Some Scots are permanently linked in the public consciousness to their areas of research and development: James Watt with the steam engine, Sir Robert Watson-Watt with radar, JBS Haldane with genetics and evolution, Sir James Dewar with low-temperature physics and Lord Kelvin with the absolute scale of temperature.
It may seen surprising that a country with a population of 5 million should produce so many gifted scientists and technologists. But it has a long tradition of scholarship. For 250 years, until 1828, Scotland had four universities to England's two. Today, 40 per cent of Scots enter higher education compared with 31 per cent elsewhere in Britain. In fact, Scotland produces the highest number of graduates per capita in the EU, with only Norway and the US doing better worldwide.
If there is a superabundant supply of research and development talent in Scotland, what of employer demand? On the face of it, Scotland needs lots of R&D staff, having many hi-tech firms. There are about 190 firms in the biotechnology field, and the number is growing. Many electronic firms have set up in the area between Edinburgh and Glasgow, an area dubbed "Silicon Glen". Scotland now makes half of Britain's micro-chips and has more than 13 per cent of European chip capacity. Scotland is also home to five of the world's top eight computer manufacturers. It produces 35 per cent of Europe's PCs, 21 per cent of Europe's integrated circuits, almost 80 per cent of Europe's work-stations, and 65 per cent of Europe's ATMs.

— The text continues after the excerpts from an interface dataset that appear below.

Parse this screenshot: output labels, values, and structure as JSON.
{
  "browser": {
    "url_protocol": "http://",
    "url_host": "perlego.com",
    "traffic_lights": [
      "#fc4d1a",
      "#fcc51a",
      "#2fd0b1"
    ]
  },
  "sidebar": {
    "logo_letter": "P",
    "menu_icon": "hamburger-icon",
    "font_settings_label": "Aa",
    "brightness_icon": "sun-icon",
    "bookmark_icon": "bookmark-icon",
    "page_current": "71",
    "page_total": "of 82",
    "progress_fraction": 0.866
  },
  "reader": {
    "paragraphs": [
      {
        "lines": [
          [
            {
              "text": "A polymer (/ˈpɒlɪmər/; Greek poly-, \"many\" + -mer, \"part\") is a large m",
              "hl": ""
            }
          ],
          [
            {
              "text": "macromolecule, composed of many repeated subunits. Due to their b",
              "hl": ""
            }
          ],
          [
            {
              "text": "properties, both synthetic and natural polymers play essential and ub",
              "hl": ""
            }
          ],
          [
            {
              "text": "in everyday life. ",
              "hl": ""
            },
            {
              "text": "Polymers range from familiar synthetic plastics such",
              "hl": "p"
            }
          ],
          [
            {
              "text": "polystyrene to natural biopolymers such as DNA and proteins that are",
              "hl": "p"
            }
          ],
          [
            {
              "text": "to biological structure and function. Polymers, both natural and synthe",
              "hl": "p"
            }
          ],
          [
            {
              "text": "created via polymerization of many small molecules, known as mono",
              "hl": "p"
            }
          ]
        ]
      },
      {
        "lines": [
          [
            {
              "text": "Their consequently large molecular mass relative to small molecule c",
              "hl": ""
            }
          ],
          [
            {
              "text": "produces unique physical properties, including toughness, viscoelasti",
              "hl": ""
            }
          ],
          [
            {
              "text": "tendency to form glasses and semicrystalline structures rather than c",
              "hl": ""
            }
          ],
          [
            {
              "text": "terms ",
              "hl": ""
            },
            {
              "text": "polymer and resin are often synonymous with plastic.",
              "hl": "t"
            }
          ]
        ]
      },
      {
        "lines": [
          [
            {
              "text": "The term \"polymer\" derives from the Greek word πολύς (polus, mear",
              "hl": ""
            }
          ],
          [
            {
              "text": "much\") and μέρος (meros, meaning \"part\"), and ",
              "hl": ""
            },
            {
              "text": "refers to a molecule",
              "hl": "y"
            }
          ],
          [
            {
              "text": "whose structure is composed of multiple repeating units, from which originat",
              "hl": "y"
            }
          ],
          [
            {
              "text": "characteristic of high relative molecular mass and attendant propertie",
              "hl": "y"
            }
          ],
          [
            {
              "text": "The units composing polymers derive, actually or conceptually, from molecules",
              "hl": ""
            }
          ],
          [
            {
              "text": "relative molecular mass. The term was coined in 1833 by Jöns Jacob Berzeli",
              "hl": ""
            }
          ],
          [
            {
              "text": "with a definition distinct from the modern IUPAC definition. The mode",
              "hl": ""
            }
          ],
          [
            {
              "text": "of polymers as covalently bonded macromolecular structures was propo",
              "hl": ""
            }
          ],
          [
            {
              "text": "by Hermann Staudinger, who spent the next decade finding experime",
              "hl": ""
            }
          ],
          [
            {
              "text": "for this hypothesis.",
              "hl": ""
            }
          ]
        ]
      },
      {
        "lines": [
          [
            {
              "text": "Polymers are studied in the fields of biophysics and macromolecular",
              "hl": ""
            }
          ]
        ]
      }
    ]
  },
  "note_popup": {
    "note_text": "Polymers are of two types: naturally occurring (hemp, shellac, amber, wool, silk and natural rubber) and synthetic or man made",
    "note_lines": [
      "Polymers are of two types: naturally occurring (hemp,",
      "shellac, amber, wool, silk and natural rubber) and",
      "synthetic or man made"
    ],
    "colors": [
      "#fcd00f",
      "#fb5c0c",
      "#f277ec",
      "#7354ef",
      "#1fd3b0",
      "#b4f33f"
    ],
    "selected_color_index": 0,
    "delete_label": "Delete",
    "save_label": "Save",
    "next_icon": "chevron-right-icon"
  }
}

But most of the biotechnology companies are small, and most of those in electronics have their R&D facilities in their base locations - mainly in the Far East or the US. Neither sector recruits large numbers of graduates.
As Dr Christopher Fraser, deputy director of the careers service at St Andrews University, notes: "Although most employers in Silicon Glen are taking on large numbers of personnel, they're not taking on many graduates. When Hyundai were looking to open up in Fife, they were looking to take on 20 graduates at most, and only three or four a year thereafter." He says most employers only recruit a handful of researchers: "A lot of the research has been done back at home in the Far East and they're not reinventing the wheel here."
The largest recruiter of R&D workers, outside the universities, is probably the central Government. Significant numbers are employed by the Ministry of Defence, the Department for Trade and Industry, the Department of the Environment, GCHQ, the Home Office, the Health and Safety Executive and the Department of Health. But virtually all government research facilities, other than those of the Scottish Office, are in England.
Major companies, too - such as British Telecom, Unilever, British Aerospace and most of those in the petrochemical and pharmaceutical industries - have their R&D facilities south of the border.
Although there are many hi-tech companies in Scotland, Dr Fraser says, the number of graduates going into these industries "is pretty small compared with England". He says this is because there are no equivalents to BT, "who take on 50 to 80 graduates a year into their research laboratories". Overall, he feels, "a Scottish graduate wanting to work in a research environment would be fairly hard-pushed to stay in Scotland."
Careers advisers at other universities broadly agree. Douglas McEachan, of Edinburgh University, says, "We are a wee bit short of research and development outside the universities. Industrial research is weaker in Scotland than we would like, so a lot of our best scientists and engineers go down south."
Barbara Graham, director of Strathclyde University's careers service, suggests that Scotland proportionately has more university research places than England, but fewer in industry. She says: "If people are very interested in research and development in the hi-tech areas, well qualified candidates prefer to go where they're going to find a good research set-up."
Graham Nicholson, chief careers adviser at Stirling University, says opportunities north of the border are growing in small and medium-sized enterprises. He notes the growth in research consultancies, "particularly in the biotechnology field ... developing new products, processes, and drugs for the pharmaceutical area".
Despite the lack of places overall, some useful initiatives are under way. On 18 May a seminar for employers and academic staff on careers in biotechnology and research for graduates will take place at Stirling University.
Services to Software, a non-profit organisation based in Glasgow, is a joint initiative of Glasgow, Glasgow Caledonian and Strathclyde Universities and the Glasgow Development Agency. As well as providing marketing, legal and other services, it helps software companies to introduce R&D activities. It has also launched a "graduates into software" initiative to promote the employment of newly qualified IT graduates: it maintains a database of graduates wanting to work in the industry, matches candidates and employers, and, where necessary, provides training to bring new recruits up to speed.
Scotland offers many advantages to English and overseas employers wanting to create an R&D capability. It has the world's third-largest concentration of graduates as a proportion of population. Competition for research skills is lower than elsewhere. Research has shown that while most English graduates prefer to work in high-cost London, Scots prefer to work in Scotland. There are close ties between Scotland's many universities and commerce. There is a strong network of enterprise agencies. Land and property costs are relatively low. And, above all, there is a culture of learning that has encouraged generations of innovators.Reuse content